DEAR NATHAN: I received a restaurant gift card from some friends. When I presented it at a restaurant, it was refused as “never having been activated through purchase.”
I called my friends to let them know, thinking it was a mistake on the part of the restaurant at the time it was purchased. They said they would come by and pick up the card. I have heard nothing from them since, and I haven’t written a thank-you note or made any further attempt to contact them.
Was I right in calling them? Do I now ignore the whole thing? — GIFT CARD DENIED
DEAR GIFT CARD DENIED: You have very cheap friends. You should find friends that are better at gift giving.
As far as this gift giving scam goes, this has really inspired me. People think they are getting something of value when, in fact, it is just a piece of plastic. This will save me hundreds of dollars in gifts because I “mistakenly” forgot to put money on the card. Oops!
In fact, I could never have to give another gift for the rest of my life. Sure, I will probably lose a few friends in the process, but with the money I’m saving, I can buy new friends.
Anyway, I would probably just pretend the whole thing never happened. Then I would regift that card back to them at the next gift-required event. I would bet all of my life savings that they will not call you out on it, but if they do, just mention that it’s like new because you were never able to use it.
If you don’t like that idea, I think you should write a nice thank you note. I have drafted a copy for you:
Thank you soooo much for the gift card. I have really been looking forward to using it. I can’t believe you would go to the trouble of getting this for me! You are just the kindest, most wonderful friends in the world. This card really shows me how much our friendship is worth to you.
Good luck passive-aggressively laying a guilt trip on your friends,
DEAR NATHAN: My 7-year-old son is a great winner when we play games, but he’s a terrible loser. When he loses a game, he loses control. He screams, yells, hits and sometimes bites. Is there a way to stop this behavior or am I stuck with a son who hates to lose? — LOSING THE BATTLE AT HOME
DEAR LOSING THE BATTLE: Your son seems to have a serious competitive nature. Now, most people advising you would say to defuse the situation by keeping your own temper in check and to then discipline that child firmly but calmly.
That is by far the lamest advice you could receive.
Instead, I would go the other direction. Get that kid to be more and more competitive. You should find a way to make him start reacting this way before the game is over. The way Ultimate Fighting is taking off, he could become an international star, but only if you can just get him to become angry BEFORE he loses. Then you will be able to retire early all because you helped your child develop and harness an incredible rage.
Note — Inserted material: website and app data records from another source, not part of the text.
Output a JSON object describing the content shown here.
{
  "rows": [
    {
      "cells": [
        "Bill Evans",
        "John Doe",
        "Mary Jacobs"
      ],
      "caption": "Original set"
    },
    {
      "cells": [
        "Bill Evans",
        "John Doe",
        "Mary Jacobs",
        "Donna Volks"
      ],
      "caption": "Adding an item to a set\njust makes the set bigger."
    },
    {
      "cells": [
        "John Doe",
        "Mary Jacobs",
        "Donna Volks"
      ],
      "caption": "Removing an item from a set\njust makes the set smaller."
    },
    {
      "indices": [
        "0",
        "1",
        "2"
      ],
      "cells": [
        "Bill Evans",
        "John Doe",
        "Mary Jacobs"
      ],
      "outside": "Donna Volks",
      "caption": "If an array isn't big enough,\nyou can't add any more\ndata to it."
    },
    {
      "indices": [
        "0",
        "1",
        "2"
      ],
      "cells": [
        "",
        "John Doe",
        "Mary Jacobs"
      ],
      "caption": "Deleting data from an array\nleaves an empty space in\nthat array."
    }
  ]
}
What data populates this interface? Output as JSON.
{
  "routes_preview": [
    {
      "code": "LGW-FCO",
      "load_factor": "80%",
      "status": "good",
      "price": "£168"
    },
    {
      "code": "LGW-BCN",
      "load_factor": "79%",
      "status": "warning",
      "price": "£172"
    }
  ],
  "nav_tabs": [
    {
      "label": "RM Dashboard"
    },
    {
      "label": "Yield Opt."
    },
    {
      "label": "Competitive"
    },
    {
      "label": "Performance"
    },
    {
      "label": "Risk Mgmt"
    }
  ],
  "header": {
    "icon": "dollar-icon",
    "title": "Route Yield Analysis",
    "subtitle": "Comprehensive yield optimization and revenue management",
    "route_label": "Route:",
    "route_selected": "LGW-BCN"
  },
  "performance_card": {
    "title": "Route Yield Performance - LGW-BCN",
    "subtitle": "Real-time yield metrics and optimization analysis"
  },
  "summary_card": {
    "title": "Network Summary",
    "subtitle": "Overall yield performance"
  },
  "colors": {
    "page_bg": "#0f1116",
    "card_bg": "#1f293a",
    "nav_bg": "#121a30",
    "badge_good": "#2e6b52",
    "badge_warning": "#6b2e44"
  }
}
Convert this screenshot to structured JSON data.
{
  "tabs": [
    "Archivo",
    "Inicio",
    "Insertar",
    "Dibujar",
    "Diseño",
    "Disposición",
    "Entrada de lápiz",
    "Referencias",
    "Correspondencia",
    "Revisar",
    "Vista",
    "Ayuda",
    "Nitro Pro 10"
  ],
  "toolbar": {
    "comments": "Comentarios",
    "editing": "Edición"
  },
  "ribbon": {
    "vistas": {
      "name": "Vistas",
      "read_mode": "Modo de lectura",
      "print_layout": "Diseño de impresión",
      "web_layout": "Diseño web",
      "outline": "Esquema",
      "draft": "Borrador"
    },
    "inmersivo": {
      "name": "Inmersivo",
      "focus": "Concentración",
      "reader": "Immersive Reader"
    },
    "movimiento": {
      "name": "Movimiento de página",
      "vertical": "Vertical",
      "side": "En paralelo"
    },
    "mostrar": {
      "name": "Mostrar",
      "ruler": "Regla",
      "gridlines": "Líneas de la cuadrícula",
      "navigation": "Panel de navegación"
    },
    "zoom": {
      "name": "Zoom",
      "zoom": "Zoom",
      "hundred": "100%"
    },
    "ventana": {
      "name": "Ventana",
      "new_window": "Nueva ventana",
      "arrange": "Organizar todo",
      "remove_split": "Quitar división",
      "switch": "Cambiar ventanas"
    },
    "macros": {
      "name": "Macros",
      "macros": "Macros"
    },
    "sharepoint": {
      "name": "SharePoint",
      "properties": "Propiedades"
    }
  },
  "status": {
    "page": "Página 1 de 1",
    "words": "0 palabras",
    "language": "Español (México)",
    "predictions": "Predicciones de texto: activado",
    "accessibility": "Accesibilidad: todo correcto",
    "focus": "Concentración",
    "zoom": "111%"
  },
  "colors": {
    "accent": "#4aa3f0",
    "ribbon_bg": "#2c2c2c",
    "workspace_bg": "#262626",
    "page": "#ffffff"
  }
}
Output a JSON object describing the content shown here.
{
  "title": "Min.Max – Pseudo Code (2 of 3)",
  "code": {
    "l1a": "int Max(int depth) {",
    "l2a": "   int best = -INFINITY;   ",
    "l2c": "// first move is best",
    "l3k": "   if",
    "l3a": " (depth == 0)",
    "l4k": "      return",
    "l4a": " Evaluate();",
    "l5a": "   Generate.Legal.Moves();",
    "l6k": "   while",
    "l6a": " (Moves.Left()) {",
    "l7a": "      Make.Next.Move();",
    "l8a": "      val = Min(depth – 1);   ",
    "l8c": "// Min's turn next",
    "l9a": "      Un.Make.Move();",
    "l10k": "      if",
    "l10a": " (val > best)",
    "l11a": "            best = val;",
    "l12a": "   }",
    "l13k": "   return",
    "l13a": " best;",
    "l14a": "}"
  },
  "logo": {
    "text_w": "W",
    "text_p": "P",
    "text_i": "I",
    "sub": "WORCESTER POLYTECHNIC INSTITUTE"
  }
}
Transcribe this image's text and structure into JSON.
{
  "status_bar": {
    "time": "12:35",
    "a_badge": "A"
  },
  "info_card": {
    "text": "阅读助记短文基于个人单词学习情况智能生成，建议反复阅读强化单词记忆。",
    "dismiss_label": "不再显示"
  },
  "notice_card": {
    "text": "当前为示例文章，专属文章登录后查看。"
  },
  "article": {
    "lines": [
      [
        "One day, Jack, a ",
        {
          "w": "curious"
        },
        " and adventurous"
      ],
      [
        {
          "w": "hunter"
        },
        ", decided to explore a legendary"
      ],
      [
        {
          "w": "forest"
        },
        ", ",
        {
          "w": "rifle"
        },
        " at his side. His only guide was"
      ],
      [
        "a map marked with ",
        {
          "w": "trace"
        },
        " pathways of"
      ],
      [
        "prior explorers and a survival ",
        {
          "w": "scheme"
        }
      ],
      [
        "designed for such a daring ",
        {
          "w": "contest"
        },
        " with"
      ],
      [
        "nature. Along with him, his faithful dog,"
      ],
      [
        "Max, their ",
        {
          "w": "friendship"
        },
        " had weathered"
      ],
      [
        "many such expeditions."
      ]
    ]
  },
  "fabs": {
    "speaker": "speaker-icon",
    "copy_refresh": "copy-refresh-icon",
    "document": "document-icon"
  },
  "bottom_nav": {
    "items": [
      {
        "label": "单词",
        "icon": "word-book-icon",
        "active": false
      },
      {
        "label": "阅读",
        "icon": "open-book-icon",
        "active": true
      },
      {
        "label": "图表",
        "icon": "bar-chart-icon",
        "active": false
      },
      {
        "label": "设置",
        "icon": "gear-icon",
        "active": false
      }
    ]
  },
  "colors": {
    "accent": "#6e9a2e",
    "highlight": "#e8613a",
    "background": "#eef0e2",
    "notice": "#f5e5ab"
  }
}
After all, doesn’t a good parent always identify their child’s talents and set them up for success?
Remember me when your child is the UFC heavyweight champion,
DEAR NATHAN: How do you feel about young adults using the F-word in public? My sweetie, a mom of two, insists the word is becoming accepted. I am of the “old school,” and I maintain that the word is tasteless and shouldn’t be used in public. What do you think? — KEEPING IT CLEAN IN MASSACHUSETTS
DEAR KEEPING IT CLEAN: Who #$%^@# cares? Just @#$@#$# calm down and put some @#$#$%!@ earplugs in if you can’t @#$#^%@# handle it.
I apologize. My keyboard has been acting up. That’s what I get for spilling Diet Mountain Dew on it!
Don’t keep beverages near your computer,
DEAR NATHAN: Is it ever appropriate for a diner to lick his/her fingers in public, like when eating finger food or barbecue? It drives me nuts! I equate it to a cat cleaning itself.
When I try to get the person in question to use a napkin, I’m looked at as if I’ve lost my mind! At the very least, our hands are covered with germs, and who wants to stick them in their mouth? Yecch. — GROSSED OUT IN OHIO
DEAR GROSSED OUT: Have you ever watched a cat clean itself? Unless this person is licking their fingers, then rubbing them all over their body at dinner, it is nothing like that. If they are licking their fingers, then rubbing them all over their body at dinner, then that is not ever appropriate.
There are actually several times when finger licking is appropriate. For instance, when one eats Ethiopian food, you are not given silverware or napkins. You just scoop up the meat with a large pancake like bread. If I were eating Ethiopian and I got food on my fingers, my options would be to lick it off, leave it on there the whole meal, wipe it on my pants leg, or wipe it on a stranger’s pants leg. I feel the licking is the least offensive of these choices.
I feel like there is a strong likelihood that, in the near future, there will be a letter sent to an advice columnist complaining that their friend keeps telling them they “are acting like a dirty cat” and then tries to force a napkin into their hands.
Good luck with your pro-napkin campaigning,